My customer uses LMZ14203H in several designs. Vin = 20 to 24V, Iout=2A, Vout is 3, 5, 12 or 18V. The data sheet does not mention a maximum allowable output capacitance, but Webench predicts instability when output capacitance is increased to around 300uF.
Is there an instability danger if the extra capacitance is separated from the LMZ's output by some PCB inductance?

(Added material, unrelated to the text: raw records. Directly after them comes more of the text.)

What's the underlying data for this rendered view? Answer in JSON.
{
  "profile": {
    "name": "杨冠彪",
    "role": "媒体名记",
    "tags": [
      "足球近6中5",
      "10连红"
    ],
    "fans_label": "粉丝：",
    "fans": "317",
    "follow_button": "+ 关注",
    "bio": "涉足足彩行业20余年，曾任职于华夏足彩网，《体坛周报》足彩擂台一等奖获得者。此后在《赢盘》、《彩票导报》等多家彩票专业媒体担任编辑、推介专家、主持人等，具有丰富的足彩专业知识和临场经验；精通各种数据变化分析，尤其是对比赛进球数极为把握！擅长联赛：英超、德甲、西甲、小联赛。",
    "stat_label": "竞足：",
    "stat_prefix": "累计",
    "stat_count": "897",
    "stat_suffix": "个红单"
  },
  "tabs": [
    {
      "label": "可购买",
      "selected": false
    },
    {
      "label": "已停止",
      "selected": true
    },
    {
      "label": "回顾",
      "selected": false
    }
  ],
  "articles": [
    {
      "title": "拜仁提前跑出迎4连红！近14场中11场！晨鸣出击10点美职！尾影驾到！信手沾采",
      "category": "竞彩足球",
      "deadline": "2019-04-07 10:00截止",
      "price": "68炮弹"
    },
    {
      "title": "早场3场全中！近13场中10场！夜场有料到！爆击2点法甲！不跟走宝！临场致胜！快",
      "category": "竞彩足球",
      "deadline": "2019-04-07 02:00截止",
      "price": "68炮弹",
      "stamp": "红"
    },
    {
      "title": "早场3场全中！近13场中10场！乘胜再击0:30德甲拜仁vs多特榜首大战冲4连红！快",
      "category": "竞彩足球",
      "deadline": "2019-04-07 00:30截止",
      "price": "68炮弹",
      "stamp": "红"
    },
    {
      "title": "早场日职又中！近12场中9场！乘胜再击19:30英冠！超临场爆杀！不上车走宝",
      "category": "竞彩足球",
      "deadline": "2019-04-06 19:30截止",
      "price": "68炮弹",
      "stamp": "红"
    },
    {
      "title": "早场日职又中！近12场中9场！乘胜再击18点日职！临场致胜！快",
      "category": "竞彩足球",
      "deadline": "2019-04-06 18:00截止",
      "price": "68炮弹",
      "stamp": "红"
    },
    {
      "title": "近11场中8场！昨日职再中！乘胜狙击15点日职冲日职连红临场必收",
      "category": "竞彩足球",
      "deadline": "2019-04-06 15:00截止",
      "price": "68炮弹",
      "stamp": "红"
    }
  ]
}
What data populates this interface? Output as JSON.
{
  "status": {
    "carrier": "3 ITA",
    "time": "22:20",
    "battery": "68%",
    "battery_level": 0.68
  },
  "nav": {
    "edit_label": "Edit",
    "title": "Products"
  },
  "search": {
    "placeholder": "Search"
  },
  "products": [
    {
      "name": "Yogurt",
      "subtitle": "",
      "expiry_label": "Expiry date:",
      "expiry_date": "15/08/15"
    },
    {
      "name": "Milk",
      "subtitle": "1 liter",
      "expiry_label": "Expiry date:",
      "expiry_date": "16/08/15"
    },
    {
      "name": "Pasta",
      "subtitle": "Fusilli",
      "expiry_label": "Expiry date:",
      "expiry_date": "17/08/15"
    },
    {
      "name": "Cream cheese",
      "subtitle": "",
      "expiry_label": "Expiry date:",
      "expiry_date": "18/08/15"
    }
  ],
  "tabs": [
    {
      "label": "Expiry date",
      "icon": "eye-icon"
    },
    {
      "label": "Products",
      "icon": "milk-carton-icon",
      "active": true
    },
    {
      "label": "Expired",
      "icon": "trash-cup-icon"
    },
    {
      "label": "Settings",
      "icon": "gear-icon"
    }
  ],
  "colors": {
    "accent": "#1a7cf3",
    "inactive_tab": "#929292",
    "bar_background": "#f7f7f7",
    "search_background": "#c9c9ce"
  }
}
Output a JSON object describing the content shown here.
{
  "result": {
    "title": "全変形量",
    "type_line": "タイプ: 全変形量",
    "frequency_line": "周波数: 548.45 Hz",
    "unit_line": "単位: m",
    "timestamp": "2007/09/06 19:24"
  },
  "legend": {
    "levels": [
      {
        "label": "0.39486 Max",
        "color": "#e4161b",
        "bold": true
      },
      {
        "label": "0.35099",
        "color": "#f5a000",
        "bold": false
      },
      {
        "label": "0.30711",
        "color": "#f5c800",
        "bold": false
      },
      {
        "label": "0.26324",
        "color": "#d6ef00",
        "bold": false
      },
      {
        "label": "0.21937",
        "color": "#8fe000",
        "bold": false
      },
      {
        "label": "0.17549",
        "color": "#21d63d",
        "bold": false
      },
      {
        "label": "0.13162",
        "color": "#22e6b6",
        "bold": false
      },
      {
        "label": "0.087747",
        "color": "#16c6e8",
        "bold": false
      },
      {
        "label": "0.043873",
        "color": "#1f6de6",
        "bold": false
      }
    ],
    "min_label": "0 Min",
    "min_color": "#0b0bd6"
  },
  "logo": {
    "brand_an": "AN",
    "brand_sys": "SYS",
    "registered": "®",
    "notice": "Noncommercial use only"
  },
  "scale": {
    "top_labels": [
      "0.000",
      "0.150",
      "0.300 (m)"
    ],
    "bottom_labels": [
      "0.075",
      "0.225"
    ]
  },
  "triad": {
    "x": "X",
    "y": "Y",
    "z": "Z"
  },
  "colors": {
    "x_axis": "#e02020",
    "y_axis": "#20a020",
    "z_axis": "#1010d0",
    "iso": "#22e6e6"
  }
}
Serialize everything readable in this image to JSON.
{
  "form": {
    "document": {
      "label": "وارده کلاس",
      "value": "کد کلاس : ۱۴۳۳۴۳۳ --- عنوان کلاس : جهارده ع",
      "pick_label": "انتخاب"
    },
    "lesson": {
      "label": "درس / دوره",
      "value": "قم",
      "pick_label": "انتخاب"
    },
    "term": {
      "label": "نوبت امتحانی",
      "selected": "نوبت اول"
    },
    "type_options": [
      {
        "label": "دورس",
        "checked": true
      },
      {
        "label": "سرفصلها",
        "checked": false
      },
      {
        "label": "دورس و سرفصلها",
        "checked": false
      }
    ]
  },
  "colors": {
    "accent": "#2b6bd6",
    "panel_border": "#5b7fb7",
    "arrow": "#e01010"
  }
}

What is a reasonable PCB trace width/length (or inductance value) to isolate the capacitance?
I've used the LMZ14201H with 330uF on the output of:Vin: 36VDCVout: 11VDCIout: 0.8A
without any problems.
Remember there is a difference in which one you use:
LMZ14203H is for output voltages above 6V and the LMZ14203 is below 6V.
I happened to have an LMZ14203H eval board handy.
I tried adding excessive capacitance (additional 470uF) on the output of the standard board (set for 12V output with default 47uF Cout). In steady state the part operates normally. I observed some oscillation during load transients but the output voltage is still well regulated. As the distance of the big capacitor from the 47uF cap increased, the output voltage oscillation was reduced. I also used 10nF Cff capacitor which seemed to work better (less oscillation) with the large output cap compared to the default 22nF. I am attaching several scope shots below:
Board setup photo:
The blue marks on the Vout extension board are 1cm apart.
Load transient with the default 47uF output cap:
Load transient with the 470uF soldered directly to the 47uF cap:
Load transient with the 470uF soldered 1cm away from the 47uF cap:
Load transient with the 470uF soldered 3cm away from the 47uF cap:
Load transient with the 470uF soldered 8cm away from the 47uF cap:
Load transient with the 470uF soldered 10cm away from the 47uF cap:
The input voltage was 24V in all tests.
I have not tried other output voltages, but I think it is fair to say that you may see such oscillations during load transient with excessive capacitance. Your case may be better because you don't have as much cap. What is the reason for the excessive capacitance you are considering?
One question is the %ripple your load can tolerate and the worst case expected transient currents on each of your output rails.
Thanks for the experimental results. The question came from the reliability engineer, who noticed the large amounts of capacitance design engineers have placed on the output of the regulator in several boards of a design that is about to release. I'm not sure of the reason, but suspect that it was done out of habit. He needs to know if he needs to push for a re-design, since this is a very critical piece of equipment.
I found this app note that discusses the subject, and generally matches your results, although it is not quantitative. Are those copper bus bars in the picture? What are the dimensions? (trying to get an idea of the inductance per cm).
These were scrap pieces of 2-layer FR4 copper clad boards. Only one layer is actually connected. In terms of copper thickness, I believe they are 1oz copper weight so 35um copper thickness. The strips are ~1.4cm wide.
All content and materials on this site are provided "as is". TI and its respective suppliers and providers of content make no representations about the suitability of these materials for any purpose and disclaim all warranties and conditions with regard to these materials, including but not limited to all implied warranties and conditions of merchantability, fitness for a particular purpose, title and non-infringement of any third party intellectual property right. TI and its respective suppliers and providers of content make no representations about the suitability of these materials for any purpose and disclaim all warranties and conditions with respect to these materials. No license, either express or implied, by estoppel or otherwise, is granted by TI. Use of the information on this site may require a license from a third party, or a license from TI.
TI is a global semiconductor design and manufacturing company. Innovate with 100,000+ analog ICs andembedded processors, along with software, tools and the industry’s largest sales/support staff.